Morris said the city is short about $39,500 and now the contract has been awarded, the city will need to be prepared to make a supplemental budget appropriation of $136,500 to cover both the known shortfall of $39,500 and to cover another potential contingency requirement of $97,000.

The timetable for completion is around 11-12 months.

“This is still an existing building where we aren’t going to be raising tax dollars to pay for this,” said Mayor Gary Manier. “We talked about this several times (before), if we bought a piece of property elsewhere to build a new police station it could be about $5-7 million. … I’m not saying it’s a bargain, I know it’s a definite need … I think it’s a great use of city-owned property.”

In other police department building news, the council also approved the contract of services to Holian Industries for the removal and disposal of asbestos materials for the total of $27,458.

In other items, the council:

• Adopted the budget for fiscal year 2011-12.

• Approved the annual weed and vegetation control services contract to Golf Green for the total of $6,390. This includes the maintaining of Glendale Cemetery, the medians and square, curbs and gutters around town and the firehouse.

• Approved a construction agreement with Hoerr Construction to remedy a poor drainage complaint due to the completion of the third phase of reconstruction along Cruger Road.

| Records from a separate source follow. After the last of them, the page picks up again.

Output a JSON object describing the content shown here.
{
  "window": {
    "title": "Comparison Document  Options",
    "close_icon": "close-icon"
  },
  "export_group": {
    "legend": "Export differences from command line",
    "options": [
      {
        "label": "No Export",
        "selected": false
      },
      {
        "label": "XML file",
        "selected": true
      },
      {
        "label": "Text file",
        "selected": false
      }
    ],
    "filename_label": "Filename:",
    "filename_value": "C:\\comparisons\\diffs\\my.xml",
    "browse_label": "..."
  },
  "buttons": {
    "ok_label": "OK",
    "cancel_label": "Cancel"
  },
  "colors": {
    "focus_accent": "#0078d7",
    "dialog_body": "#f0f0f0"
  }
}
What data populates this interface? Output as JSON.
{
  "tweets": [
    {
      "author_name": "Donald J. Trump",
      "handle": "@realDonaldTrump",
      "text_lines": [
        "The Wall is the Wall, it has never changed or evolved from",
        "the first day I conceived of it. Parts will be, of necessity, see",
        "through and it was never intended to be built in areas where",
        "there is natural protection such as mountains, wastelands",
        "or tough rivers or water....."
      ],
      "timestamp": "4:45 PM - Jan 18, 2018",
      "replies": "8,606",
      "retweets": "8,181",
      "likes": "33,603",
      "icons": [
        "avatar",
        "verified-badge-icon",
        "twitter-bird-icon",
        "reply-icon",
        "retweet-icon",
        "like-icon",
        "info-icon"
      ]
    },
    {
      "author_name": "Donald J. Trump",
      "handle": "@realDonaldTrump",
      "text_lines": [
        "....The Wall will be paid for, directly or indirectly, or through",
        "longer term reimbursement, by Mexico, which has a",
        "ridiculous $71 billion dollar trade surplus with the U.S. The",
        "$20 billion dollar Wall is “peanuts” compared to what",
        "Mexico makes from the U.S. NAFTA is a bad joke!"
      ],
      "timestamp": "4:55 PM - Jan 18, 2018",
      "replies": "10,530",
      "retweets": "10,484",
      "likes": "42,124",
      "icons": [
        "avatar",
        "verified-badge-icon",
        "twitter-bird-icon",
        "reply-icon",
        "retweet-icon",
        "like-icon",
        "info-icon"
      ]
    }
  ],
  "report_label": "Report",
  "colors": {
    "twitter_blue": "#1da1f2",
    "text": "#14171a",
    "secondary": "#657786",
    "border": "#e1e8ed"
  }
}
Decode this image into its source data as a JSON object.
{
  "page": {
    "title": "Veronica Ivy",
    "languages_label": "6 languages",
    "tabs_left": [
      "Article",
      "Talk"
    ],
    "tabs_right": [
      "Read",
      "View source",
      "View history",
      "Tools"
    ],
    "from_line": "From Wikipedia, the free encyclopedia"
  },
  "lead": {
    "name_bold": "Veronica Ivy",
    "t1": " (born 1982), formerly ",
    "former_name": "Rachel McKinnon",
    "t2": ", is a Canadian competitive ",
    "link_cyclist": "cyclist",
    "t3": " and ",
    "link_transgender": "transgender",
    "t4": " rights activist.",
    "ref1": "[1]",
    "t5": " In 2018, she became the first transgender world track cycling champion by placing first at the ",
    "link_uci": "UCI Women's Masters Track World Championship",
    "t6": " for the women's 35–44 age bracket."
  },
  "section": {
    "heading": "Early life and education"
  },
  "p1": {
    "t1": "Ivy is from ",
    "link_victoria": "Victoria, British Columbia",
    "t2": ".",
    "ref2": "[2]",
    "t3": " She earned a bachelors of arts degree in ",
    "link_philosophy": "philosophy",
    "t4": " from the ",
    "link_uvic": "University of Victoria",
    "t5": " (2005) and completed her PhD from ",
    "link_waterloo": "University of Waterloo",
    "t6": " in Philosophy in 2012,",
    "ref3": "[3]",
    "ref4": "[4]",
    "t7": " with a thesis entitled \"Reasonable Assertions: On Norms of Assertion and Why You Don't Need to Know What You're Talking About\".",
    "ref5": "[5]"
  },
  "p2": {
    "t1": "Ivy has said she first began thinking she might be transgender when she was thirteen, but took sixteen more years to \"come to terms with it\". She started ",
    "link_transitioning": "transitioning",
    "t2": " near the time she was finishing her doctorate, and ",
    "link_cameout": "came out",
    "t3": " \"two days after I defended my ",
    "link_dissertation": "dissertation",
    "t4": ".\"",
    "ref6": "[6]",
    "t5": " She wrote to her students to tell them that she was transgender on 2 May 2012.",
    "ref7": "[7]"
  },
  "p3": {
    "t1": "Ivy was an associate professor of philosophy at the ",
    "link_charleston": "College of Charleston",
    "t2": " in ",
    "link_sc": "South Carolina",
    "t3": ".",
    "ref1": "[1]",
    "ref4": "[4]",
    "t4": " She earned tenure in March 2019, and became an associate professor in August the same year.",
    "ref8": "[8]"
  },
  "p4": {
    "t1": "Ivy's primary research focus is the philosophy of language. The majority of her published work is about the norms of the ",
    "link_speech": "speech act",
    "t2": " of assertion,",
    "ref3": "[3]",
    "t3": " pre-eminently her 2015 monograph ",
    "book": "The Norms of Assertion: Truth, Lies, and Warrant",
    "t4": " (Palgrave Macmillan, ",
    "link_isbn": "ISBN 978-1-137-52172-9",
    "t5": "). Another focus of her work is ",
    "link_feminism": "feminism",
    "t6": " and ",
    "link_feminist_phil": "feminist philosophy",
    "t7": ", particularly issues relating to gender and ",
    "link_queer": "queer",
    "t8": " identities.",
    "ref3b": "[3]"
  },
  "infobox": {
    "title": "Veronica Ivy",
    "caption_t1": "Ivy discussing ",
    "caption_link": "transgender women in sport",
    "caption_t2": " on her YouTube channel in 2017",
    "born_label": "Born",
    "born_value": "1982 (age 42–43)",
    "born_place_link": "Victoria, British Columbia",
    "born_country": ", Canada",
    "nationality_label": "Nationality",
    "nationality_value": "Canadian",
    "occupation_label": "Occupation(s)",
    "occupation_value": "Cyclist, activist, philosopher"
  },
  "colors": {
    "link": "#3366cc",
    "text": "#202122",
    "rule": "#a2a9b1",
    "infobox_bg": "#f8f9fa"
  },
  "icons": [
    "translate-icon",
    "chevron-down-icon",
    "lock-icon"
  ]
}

Plans include installation of 146 feet of 8-foot diameter sewer pipe with three inlet manholes, the removal of 20 square yards of concrete driveway and 60 square feet of concrete sidewalk and final restoration and seeding. The low bid came in $2,665 under budget for a total of $12,335.

• Adopted a resolution for the Washington Chamber of Commerce to use signs and traffic control devices from North Cummings Lane to Gillman Avenue for the Cherry Festival June 1-4. The council also adopted a resolution to allow the Washington Chamber of Commerce to obtain a class-H liquor license for the Festival Gardens portion of the Cherry Festival.

• Approved an ordinance authorizing the use of the annual volume cap for the Assist 2011 — First Time Homebuyer’s program which provides qualifying first-time homebuyers assistance with obtaining a mortgage by offering a below-market interest rate and a contribution toward down payment; it equals $1,357,740 for 2011.

• Heard a first reading about a request from Scott Heinold wanting to rezone Mallard Crossing lots five and six from service retail to multi-family residential to allow for the construction of rental multi-family residential units. 

The lots, on the south side of Cruger Road next to the Sleep Inn, are currently owned by Morton Community Bank and would be sold to Heinold if the lots were rezoned.

The proposed construction will result in up to 45 multi-family residential units — the maximum allowable density given the lot size.

City staff stated there has been a deficiency in rental units in the city in recent years compared to owner-occupied housing and there is a need for this kind of residential development.

A second reading ordinance is scheduled for the city council’s meeting May 2.